Canon 5ds with a Canon 70-200mm f/2.8 lens and a 580 EX II flash, SPL water housing and an Isurus winter suit.
How did the shot land on the cover and others picked to be in the spread?
I had no say or knowledge of the cover until the photo showed up in a text message from my friend Pat in California who said congratulations. He saw it on Surfer’s Instagram feed and sent it to me. Grant Ellis likely chose that photo as the cover and I think it was an amazing choice (laughs). I had known that Grant wanted to do a piece on my work and I had submitted a bunch of photos of New York to him and then did an interview with Ashton Goggans back in November while I was in California. We sat down for about an hour and a half and had a chat about what it is that I do. It is a great feeling to have your work recognized and praised. When I swim out I swim out alone, the day I shot the cover, my car was the only one in the parking lot and I was the only person on the beach the entire time. No one was there to help me pull a frozen suit over my head, no one there to tell me where they saw the best peak come in. That’s the best part. I do it for me, but others are able to appreciate it.
Any last words of advice?
Go for it and don’t stop until you make it. Let other people drive you to success not to insanity and fight to make things happen for you. Don’t give up.

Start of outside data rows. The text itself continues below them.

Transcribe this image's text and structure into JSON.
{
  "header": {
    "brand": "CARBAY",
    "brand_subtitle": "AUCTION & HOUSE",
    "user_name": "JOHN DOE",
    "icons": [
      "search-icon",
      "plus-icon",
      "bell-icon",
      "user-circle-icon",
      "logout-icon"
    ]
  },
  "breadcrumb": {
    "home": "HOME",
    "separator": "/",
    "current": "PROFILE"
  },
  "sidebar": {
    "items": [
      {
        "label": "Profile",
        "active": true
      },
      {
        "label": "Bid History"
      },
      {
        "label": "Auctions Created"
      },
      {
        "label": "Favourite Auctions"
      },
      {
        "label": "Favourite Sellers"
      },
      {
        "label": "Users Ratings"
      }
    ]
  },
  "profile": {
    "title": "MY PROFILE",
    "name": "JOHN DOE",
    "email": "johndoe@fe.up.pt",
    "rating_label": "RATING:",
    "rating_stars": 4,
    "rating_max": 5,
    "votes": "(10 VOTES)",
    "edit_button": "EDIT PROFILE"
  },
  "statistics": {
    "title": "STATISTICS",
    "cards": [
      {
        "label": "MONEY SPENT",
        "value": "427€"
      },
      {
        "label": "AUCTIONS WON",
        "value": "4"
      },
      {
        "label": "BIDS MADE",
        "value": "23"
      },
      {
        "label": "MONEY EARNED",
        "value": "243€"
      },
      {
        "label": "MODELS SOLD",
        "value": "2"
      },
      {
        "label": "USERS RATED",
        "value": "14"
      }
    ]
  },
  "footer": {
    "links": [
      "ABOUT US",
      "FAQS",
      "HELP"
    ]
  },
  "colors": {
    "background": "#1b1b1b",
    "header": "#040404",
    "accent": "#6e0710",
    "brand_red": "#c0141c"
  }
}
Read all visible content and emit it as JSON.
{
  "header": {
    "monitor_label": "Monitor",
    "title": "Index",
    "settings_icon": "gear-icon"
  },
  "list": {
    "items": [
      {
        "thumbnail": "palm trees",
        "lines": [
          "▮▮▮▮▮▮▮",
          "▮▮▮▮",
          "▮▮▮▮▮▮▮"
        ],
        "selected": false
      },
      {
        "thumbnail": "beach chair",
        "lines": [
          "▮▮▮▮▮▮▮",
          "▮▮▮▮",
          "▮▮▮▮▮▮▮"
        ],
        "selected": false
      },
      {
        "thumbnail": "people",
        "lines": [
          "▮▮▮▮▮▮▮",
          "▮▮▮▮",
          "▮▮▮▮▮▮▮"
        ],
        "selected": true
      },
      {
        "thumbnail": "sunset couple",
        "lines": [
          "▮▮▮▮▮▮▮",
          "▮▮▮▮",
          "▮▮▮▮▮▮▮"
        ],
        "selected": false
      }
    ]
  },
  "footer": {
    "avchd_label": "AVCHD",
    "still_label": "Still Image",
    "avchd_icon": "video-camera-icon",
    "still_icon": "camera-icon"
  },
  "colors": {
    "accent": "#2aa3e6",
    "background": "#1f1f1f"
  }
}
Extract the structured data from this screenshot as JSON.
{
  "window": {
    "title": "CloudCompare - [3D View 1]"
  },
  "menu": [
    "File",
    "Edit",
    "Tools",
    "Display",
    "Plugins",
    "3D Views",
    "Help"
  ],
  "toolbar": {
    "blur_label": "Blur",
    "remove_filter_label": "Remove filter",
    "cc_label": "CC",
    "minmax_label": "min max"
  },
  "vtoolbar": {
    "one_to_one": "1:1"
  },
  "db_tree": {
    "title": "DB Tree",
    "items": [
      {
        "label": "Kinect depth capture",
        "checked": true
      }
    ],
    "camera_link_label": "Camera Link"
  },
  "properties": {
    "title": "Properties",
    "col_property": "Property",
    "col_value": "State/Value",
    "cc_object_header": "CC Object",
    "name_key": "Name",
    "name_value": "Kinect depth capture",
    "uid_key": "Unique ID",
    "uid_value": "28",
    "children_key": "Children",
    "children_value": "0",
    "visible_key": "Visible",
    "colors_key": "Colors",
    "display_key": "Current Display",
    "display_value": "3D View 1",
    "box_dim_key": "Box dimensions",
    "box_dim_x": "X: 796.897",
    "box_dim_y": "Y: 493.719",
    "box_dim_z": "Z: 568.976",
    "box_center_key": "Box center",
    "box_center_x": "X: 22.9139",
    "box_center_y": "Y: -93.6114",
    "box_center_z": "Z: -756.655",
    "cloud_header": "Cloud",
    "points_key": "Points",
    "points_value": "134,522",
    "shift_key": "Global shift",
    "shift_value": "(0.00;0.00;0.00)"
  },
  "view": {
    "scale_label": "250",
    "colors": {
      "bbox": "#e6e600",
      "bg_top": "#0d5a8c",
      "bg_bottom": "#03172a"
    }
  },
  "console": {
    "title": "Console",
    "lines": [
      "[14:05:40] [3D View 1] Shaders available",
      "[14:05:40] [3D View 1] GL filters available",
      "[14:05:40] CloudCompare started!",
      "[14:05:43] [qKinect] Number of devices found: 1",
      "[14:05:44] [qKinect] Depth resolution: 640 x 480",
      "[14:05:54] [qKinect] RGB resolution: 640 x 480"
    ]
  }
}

Matt continues to inspire us all through his lens and art. Some of his art can be found on his website, http://www.mattclarkoceanimagery.com.